There is an interesting mythological tale associated with Somnath Temple. It is believed that Moon God (who was cursed for favouring one of his wives) prayed to Lord Shiva at the exact site of the temple. Lord Shiva appeared before penancing Moon God and freed him from the curse. Moon regained his brightness and Somnath became a sacred shrine for the Shaivites. Another piece of legend states that the first temple of Somnath was built in gold by the Moon god (Soma), in silver by the Sun god (Ravi) and in wood by Lord Krishna.
- Trivia: Present idol of Shiva was installed by the first President of the independent India Dr. Rajendra Prasad on May 11, 1951.
- Darshan Timings: 6 AM – 9.30 PM
- Aarti Timings: 7AM, 12 noon and 7 PM
- Restrictions: Cell phones, cameras and electronic gadgets are not allowed inside the temple.
Places to visit in Somnath
As per Puranic accounts, shortly after the death of his elder brother (Balarama), Lord Krishna retired into the forest to meditate. While sitting under a tree, a hunter named Jara mistook his partly visible foot as a deer. He shot an arrow which mortally wounded Lord Krishna. Bhalka Tirtha is situated on the exact place where Lord Krishna was struck by an arrow and left the mortal world. The tree under which he was sitting, passes through the roof of this temple.

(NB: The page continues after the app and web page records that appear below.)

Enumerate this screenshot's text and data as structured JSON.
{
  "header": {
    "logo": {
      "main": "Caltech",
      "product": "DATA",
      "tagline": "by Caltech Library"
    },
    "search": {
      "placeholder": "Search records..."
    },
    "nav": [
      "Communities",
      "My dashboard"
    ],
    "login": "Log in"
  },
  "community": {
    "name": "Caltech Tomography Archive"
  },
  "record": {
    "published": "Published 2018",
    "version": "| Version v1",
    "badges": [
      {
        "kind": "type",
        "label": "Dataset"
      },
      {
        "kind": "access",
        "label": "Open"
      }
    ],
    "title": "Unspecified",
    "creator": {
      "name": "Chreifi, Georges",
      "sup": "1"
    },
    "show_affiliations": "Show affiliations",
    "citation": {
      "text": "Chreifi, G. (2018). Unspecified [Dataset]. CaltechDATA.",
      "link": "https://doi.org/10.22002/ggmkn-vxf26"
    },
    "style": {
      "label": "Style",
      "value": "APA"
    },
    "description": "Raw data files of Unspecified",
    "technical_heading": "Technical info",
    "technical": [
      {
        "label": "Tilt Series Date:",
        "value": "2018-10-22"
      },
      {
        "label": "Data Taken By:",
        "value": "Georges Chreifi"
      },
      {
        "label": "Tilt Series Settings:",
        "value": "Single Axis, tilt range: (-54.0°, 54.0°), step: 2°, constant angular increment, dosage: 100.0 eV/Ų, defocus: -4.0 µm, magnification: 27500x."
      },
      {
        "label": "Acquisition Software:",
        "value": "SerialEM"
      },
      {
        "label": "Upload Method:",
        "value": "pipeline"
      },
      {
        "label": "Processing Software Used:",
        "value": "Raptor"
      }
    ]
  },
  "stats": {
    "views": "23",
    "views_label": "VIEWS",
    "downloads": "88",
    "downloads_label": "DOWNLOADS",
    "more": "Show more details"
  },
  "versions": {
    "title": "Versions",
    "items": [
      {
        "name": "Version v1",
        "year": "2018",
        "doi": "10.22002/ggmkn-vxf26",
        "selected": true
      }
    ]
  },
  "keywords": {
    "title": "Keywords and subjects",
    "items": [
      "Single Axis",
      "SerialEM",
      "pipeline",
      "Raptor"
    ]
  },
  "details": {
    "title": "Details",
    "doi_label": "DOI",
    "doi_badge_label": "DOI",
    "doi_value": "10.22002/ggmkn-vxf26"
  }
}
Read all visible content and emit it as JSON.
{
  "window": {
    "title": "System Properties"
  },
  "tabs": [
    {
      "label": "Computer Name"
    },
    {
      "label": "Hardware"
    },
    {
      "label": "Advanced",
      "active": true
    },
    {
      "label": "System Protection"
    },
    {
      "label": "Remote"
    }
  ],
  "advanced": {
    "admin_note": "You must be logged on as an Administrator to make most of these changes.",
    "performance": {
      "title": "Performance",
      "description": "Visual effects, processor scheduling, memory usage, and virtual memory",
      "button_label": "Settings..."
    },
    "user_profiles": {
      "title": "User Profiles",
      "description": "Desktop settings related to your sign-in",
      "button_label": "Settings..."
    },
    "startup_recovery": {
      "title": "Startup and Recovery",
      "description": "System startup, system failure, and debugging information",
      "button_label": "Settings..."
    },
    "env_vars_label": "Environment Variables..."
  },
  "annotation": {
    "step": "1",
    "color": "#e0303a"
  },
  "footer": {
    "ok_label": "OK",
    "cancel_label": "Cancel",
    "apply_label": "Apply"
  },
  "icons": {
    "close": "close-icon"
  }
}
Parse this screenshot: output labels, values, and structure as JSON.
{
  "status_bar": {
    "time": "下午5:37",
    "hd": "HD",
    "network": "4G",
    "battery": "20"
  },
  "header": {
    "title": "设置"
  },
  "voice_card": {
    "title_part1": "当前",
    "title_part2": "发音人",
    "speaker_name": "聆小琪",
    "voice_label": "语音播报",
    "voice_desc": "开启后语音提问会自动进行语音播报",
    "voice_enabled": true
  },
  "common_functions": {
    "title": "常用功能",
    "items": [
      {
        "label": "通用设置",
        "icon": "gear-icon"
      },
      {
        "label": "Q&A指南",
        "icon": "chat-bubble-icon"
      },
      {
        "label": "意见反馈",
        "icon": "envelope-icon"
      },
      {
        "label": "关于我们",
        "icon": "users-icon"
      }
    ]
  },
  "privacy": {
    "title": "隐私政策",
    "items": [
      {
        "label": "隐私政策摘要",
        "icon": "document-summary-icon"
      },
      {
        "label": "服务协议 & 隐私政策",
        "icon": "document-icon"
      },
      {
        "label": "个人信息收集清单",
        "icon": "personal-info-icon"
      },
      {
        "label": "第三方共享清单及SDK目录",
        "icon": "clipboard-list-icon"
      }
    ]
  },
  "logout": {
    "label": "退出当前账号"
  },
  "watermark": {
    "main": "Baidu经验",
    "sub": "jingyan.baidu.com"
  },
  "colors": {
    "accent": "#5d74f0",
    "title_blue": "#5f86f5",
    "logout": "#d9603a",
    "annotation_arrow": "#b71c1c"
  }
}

Triveni Sangam is the confluence of three sacred rivers – Hiran, Kapila and Saraswati. This is the exact site where these three Indian rivers meet the mighty Arabian Sea. The Laxminarayan and Gita Temple are located on the shores of Triveni Sangam. It is also believed that Lord Krishna was cremated on the shores of this place.
This is the temple of the Moon God, Soma. As mentioned earlier, the Moon God performed a Yagna to free himself from his sins here in the city of Somnath. As a tribute to the Moon God, the temple was erected by the ancient priest of the Somnath temple – Shri Bhav Brihaspati. It is one of the rare temples where the Moon God is worshipped.
According to a legend Baldev (aka Balarama), who was Lord Krishna’s elder brother, disappeared through this cave into the netherworld and he was reincarnated as Sheshnag (the king of snakes). Baldev Gufa is situated 4 KM away from the Somnath temple and under government patronage, the cave temple has become an important Somnath sightseeing attraction.
Somnath Prabhas Patan Museum houses many unique artefacts from ancient India such as toranas, pillars, stone apsaras, statues of Lord Agni, Uma Maheshwara, Lord Vishnu, Parwati and Natra Bhairava. There is also a very special section within the Patan Museum where the waters of many revered rivers are kept. In this section of the museum you can find the Holy waters of Nile, St Lawrence, Danube, Tigris and Murray.